> **INSTRUCTIONS FOR THE TASK**
Leave out the pictures and copy everything else in the entries exactly.

INPUT START

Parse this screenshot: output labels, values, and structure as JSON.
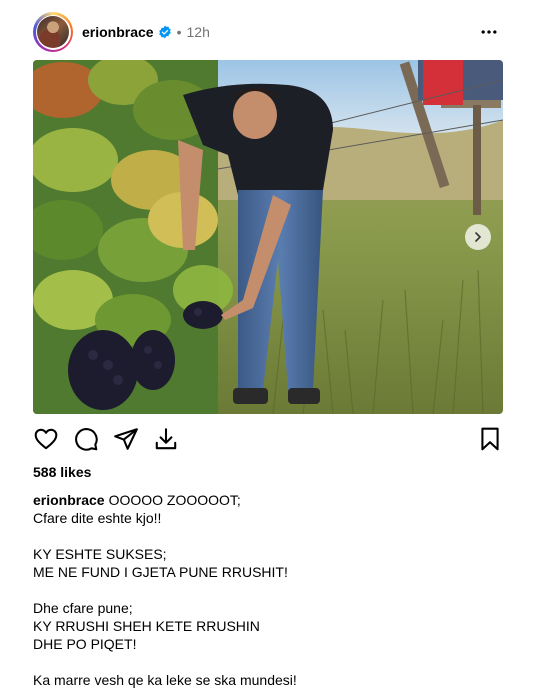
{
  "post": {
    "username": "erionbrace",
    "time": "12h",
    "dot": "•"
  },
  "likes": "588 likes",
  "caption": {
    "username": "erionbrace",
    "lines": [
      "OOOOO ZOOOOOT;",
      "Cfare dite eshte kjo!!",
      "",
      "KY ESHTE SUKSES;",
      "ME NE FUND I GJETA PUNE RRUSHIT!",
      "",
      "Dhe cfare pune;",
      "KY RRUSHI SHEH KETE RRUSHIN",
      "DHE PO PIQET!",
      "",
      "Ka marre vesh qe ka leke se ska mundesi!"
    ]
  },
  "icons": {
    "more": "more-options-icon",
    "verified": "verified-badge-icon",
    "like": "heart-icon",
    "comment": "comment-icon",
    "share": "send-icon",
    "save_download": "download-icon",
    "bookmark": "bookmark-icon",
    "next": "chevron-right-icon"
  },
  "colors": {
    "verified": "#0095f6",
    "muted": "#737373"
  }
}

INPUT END

> **EXERCISE SOLUTION**
Parse this screenshot: output labels, values, and structure as JSON.
{
  "post": {
    "username": "erionbrace",
    "time": "12h",
    "dot": "•"
  },
  "likes": "588 likes",
  "caption": {
    "username": "erionbrace",
    "lines": [
      "OOOOO ZOOOOOT;",
      "Cfare dite eshte kjo!!",
      "",
      "KY ESHTE SUKSES;",
      "ME NE FUND I GJETA PUNE RRUSHIT!",
      "",
      "Dhe cfare pune;",
      "KY RRUSHI SHEH KETE RRUSHIN",
      "DHE PO PIQET!",
      "",
      "Ka marre vesh qe ka leke se ska mundesi!"
    ]
  },
  "icons": {
    "more": "more-options-icon",
    "verified": "verified-badge-icon",
    "like": "heart-icon",
    "comment": "comment-icon",
    "share": "send-icon",
    "save_download": "download-icon",
    "bookmark": "bookmark-icon",
    "next": "chevron-right-icon"
  },
  "colors": {
    "verified": "#0095f6",
    "muted": "#737373"
  }
}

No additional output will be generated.